Portal 2

Portal was something of a revelation. The modest game cleverly melded the first-person shooter with spatial puzzling. Players used a high-tech weapon to paint space-bending passages onto walls and escape deadly mazes. It also deftly integrated a dollop of meaningful story into the gameplay. The setting was an abandoned science lab supervised by a rogue artificial intelligence named GLaDOS, who served as an ever-present narrator and oppressor.

But most importantly, Portal was just as long as it needed to be. That’s because the 2007 game was part of Valve’s Happy Meal bundle, The Orange Box. The package was a bargain with or without Portal, leaving the game to exist unmolded by the necessities of commerce. The good news is that there’s enough fast food stuffed into Portal 2 to make it feel like a complete meal.
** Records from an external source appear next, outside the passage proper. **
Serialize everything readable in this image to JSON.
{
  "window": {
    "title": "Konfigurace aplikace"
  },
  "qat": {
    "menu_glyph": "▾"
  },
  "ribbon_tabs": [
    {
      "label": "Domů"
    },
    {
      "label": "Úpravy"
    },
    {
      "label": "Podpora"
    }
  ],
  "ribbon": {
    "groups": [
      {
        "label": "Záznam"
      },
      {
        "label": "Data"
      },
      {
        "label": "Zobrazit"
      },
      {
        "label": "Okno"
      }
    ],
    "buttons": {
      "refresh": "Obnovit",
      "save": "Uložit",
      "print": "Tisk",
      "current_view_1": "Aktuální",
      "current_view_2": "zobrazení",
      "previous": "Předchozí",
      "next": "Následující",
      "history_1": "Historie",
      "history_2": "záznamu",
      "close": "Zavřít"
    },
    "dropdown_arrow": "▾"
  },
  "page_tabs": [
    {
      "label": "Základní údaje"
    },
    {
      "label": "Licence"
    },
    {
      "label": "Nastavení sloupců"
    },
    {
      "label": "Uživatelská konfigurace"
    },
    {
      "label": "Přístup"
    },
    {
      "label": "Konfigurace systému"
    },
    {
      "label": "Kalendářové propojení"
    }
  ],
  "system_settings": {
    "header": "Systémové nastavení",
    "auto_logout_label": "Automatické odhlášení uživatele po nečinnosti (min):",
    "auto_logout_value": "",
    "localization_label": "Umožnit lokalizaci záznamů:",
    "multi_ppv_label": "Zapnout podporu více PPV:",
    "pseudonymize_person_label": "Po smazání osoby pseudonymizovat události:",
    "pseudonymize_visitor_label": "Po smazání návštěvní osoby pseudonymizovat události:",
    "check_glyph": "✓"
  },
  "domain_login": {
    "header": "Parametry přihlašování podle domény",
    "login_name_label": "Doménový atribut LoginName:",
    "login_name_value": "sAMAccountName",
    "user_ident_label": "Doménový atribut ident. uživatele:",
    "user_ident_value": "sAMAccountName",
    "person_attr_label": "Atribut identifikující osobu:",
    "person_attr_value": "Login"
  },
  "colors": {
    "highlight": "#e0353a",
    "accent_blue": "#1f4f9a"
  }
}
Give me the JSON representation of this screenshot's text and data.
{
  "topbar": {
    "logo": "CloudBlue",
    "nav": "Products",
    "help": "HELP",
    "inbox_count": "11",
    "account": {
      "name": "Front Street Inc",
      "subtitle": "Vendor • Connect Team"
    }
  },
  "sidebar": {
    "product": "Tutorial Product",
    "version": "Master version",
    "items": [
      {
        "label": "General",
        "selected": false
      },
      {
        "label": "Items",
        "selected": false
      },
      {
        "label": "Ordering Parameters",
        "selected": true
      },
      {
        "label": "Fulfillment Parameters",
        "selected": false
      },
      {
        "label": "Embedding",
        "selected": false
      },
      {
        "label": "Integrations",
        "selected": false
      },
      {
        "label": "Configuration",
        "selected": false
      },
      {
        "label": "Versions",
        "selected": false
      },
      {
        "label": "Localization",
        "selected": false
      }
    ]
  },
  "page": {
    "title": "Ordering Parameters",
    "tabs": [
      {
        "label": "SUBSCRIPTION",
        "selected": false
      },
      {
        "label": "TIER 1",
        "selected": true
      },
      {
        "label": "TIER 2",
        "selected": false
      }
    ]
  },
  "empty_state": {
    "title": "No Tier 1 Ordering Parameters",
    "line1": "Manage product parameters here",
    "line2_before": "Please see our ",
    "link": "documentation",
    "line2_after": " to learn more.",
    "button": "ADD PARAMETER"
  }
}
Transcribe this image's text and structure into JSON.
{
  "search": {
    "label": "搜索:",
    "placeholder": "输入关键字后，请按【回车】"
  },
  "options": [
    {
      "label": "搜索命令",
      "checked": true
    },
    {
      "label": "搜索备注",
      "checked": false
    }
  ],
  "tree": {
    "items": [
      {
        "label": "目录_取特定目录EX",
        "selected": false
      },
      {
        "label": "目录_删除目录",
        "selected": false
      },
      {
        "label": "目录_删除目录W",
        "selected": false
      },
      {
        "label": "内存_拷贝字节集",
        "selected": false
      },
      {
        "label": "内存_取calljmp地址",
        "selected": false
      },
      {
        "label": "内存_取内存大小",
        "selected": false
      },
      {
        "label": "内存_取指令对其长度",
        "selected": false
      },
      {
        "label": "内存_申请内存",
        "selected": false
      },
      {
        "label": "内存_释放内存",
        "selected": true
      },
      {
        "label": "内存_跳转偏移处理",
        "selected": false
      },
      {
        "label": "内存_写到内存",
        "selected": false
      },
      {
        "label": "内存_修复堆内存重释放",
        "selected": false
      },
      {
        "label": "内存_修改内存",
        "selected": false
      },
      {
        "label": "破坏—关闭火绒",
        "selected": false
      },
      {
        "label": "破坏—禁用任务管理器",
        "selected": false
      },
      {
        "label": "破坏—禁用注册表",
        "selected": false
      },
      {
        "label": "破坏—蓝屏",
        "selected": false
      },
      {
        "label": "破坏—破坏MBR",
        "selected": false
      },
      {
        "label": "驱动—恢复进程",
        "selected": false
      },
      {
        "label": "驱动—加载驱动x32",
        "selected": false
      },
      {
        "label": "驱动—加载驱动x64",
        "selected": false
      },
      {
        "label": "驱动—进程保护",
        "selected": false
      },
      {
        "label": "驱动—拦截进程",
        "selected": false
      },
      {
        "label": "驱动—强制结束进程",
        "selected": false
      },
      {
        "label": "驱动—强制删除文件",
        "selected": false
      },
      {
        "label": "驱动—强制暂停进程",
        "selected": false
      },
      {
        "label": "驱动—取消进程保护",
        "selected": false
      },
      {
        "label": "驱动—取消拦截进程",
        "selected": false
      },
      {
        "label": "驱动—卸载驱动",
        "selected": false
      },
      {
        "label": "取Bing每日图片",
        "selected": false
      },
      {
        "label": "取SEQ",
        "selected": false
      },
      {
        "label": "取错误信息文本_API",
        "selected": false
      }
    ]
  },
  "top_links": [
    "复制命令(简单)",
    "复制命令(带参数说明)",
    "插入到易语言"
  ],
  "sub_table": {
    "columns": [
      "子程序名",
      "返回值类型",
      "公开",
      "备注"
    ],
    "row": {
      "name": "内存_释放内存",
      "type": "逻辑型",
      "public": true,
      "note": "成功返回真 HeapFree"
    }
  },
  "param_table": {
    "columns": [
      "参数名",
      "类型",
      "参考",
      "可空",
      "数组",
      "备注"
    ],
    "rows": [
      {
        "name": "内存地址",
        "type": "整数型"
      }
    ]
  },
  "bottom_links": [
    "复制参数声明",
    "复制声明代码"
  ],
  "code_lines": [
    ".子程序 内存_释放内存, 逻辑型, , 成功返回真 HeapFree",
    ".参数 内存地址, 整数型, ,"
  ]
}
Valve managed to cram this much game into the box without making Portal 2 feel like it overstays its welcome. Much of this additional nourishment comes from the game’s co-operative mode, which casts online players as a pair of robots working for GLaDOS. These puzzles immediately feel more ornate and gratifying than those in the single-player portion of the game—the addition of a second portal gun makes such complexity necessary. 

Though many will use voice chat to work through each test, the game includes tools to help players communicate sans speech. GLaDOS’ constant commentary adds color and laughs when your teammate can’t or won’t. Though if you really want to roleplay the scenario of being trapped in science hell, the best bet is to play silently with a random Xbox Live moron.

The Portal 2 single-player story breaks the monotony of testing chambers, revealing a sprawling robot-built fortress, the ruins of the original game and the vast, abandoned original Aperture test chambers. The scale of these areas feels downright extravagant when all it takes is one portal jump to cross their gaping spans. New experimental tech like propulsion gel and tractor beams add new wrinkles to later puzzles without becoming overexploited or overbearing. The focus is still on folding space.

Most economical are the game’s characters. Wheatley, an affable AI companion voiced by Stephen Merchant, makes players feel like Ricky Gervais. J.K. Simmons delivers a humorous turn as the disembodied voice of Aperture founder Cave Johnson. And Ellen McLain portrays GLaDOS with the same brainy venom as before, but now the opportunities of plot let us learn that the program is more multi-faceted than we might have suspected.

All these minor triumphs are a credit to Valve’s subtle but potent marriage of writing and game design. If there was ever any doubt that Portal could be expanded into a big, narrative experience with all the bells and whistles of a mainstream gaming hit, have no fear. Valve solved that puzzle with Portal 2.